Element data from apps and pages
- Opening Delimiter -
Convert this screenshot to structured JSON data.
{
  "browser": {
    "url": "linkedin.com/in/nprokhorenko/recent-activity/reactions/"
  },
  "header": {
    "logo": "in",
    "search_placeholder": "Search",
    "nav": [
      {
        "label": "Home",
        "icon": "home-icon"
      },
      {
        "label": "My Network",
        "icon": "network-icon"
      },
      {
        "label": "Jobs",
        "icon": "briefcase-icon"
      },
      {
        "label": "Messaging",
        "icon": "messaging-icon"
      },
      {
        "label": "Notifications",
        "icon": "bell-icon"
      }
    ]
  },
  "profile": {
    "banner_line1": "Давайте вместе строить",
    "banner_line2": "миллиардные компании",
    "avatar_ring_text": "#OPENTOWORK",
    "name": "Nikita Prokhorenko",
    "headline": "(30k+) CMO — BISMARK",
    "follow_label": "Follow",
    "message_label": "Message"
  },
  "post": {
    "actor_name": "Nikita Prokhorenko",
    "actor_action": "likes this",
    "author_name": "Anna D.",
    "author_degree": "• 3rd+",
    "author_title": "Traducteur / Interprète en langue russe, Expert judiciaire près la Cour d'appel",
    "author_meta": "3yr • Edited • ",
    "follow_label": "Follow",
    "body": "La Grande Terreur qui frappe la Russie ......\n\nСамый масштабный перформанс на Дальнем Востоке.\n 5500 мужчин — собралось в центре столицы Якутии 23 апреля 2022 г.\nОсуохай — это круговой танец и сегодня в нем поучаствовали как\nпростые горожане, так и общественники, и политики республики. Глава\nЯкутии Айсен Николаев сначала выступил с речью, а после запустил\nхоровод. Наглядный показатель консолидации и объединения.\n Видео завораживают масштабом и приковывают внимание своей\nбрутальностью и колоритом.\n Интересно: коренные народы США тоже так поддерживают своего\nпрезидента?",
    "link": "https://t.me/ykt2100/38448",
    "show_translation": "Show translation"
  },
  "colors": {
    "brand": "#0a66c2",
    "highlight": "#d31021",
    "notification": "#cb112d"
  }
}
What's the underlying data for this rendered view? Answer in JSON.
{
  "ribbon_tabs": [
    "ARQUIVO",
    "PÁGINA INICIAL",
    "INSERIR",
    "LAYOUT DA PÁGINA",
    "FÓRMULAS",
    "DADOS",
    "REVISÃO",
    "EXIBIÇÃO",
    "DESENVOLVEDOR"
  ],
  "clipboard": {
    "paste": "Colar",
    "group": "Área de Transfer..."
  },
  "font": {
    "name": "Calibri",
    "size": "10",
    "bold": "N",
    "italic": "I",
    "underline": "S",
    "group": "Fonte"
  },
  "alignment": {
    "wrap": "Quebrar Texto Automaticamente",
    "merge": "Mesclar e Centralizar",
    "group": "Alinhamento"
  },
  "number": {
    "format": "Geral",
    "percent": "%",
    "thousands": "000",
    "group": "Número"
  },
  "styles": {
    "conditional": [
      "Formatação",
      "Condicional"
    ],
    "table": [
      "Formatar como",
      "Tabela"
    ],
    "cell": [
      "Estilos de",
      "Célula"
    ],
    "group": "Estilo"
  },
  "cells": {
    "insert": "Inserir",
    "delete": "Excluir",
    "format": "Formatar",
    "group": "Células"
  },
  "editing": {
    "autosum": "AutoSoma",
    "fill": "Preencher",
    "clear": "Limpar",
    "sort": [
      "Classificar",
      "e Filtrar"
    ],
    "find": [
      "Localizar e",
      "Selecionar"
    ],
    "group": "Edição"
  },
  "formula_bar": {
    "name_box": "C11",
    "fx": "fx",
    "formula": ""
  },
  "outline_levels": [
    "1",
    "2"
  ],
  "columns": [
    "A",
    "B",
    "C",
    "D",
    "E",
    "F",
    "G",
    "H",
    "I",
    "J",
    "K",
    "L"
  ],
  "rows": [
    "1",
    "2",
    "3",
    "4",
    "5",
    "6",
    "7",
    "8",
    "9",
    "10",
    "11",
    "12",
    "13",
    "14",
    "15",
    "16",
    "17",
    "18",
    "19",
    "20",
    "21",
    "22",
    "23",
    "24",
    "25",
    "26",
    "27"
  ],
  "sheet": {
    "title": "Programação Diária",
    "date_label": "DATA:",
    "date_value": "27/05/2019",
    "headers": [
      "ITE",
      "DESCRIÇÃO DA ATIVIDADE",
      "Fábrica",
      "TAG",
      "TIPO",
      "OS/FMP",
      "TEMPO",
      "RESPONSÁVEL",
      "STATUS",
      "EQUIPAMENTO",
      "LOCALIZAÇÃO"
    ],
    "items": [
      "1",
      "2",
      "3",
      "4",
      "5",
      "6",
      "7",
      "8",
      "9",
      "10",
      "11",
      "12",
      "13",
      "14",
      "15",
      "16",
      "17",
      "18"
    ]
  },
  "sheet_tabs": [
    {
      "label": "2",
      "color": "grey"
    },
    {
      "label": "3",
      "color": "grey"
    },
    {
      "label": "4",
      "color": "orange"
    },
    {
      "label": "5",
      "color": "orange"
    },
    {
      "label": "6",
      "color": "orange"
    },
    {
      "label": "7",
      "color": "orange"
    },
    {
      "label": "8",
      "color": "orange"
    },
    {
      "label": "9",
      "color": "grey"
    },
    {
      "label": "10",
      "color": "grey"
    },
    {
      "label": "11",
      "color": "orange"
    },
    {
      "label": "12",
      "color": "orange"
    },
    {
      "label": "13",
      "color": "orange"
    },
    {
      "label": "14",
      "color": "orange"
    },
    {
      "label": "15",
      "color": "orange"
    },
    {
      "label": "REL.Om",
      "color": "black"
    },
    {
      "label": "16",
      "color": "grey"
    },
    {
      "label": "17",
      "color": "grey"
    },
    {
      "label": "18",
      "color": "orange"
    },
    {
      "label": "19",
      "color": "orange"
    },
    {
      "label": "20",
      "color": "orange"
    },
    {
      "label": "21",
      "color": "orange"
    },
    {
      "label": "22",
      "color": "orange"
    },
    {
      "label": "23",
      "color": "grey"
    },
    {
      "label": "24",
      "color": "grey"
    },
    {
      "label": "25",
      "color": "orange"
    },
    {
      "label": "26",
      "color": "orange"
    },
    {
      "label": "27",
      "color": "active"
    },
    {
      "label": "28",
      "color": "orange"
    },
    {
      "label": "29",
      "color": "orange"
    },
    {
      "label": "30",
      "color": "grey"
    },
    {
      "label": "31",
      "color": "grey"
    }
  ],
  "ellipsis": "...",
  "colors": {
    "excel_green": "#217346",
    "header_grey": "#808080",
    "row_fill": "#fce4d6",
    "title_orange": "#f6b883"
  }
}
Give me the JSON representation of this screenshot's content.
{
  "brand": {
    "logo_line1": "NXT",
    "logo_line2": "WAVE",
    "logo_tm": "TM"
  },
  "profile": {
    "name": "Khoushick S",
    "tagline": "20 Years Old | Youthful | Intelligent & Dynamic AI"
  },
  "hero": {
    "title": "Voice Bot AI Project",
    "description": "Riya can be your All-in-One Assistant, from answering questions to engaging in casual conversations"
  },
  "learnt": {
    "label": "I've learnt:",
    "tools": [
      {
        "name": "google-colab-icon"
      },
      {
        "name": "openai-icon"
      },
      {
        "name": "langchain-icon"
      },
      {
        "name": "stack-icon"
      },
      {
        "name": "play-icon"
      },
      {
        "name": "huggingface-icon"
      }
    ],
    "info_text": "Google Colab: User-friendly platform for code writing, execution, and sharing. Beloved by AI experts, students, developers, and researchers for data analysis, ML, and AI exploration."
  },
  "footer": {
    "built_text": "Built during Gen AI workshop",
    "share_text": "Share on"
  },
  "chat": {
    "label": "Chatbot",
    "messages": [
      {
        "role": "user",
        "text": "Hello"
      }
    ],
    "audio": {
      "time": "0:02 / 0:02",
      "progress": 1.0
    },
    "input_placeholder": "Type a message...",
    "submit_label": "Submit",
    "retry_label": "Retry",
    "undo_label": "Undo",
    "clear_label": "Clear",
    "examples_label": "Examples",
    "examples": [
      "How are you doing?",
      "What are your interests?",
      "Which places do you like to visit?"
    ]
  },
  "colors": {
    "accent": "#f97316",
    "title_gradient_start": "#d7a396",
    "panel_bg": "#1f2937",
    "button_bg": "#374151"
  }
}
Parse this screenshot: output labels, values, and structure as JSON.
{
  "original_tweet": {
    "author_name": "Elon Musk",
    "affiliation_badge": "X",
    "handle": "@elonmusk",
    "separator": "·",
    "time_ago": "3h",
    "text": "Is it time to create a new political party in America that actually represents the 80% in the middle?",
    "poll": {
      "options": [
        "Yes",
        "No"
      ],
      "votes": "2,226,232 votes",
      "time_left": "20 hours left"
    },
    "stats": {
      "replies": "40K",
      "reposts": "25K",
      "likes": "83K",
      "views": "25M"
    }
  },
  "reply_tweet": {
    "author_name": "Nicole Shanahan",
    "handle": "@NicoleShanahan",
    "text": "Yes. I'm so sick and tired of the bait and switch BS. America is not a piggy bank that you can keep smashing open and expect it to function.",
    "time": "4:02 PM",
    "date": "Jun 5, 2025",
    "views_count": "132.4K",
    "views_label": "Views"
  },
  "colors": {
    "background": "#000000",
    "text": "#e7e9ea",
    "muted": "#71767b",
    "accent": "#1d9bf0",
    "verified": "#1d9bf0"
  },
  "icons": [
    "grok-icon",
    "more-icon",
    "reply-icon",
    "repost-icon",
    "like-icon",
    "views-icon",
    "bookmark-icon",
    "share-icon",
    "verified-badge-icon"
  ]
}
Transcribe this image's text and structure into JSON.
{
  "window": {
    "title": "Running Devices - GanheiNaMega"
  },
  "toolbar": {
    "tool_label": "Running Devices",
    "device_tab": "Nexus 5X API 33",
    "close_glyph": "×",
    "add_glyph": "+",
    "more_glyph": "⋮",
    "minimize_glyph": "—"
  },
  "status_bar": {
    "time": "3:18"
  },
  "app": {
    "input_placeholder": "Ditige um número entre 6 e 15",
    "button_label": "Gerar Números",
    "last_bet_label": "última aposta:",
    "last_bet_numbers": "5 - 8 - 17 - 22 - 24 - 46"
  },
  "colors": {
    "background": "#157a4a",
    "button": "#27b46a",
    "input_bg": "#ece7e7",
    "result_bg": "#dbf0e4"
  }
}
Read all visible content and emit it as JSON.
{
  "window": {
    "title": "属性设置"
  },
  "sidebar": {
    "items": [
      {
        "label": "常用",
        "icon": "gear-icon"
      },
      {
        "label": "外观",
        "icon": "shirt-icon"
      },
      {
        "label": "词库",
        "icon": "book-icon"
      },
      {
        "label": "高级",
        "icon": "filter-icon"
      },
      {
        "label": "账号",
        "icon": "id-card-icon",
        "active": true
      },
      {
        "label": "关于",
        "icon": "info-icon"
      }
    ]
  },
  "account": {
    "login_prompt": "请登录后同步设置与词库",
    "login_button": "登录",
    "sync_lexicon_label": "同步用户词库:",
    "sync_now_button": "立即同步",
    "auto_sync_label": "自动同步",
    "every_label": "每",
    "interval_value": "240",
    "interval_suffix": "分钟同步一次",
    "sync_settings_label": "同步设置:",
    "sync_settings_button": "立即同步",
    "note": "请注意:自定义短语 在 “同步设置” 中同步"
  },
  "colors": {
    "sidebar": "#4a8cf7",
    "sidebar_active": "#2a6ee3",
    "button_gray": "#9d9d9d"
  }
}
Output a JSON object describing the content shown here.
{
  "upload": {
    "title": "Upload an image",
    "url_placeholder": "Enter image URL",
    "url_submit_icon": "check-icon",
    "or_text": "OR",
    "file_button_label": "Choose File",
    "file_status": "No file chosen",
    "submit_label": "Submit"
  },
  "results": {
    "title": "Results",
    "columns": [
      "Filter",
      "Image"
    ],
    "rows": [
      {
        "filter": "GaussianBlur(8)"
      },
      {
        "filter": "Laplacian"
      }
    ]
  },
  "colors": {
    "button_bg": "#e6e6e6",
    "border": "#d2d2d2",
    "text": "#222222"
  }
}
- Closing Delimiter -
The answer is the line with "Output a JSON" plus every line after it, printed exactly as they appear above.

# [Result of this task]
Output a JSON object describing the content shown here.
{
  "upload": {
    "title": "Upload an image",
    "url_placeholder": "Enter image URL",
    "url_submit_icon": "check-icon",
    "or_text": "OR",
    "file_button_label": "Choose File",
    "file_status": "No file chosen",
    "submit_label": "Submit"
  },
  "results": {
    "title": "Results",
    "columns": [
      "Filter",
      "Image"
    ],
    "rows": [
      {
        "filter": "GaussianBlur(8)"
      },
      {
        "filter": "Laplacian"
      }
    ]
  },
  "colors": {
    "button_bg": "#e6e6e6",
    "border": "#d2d2d2",
    "text": "#222222"
  }
}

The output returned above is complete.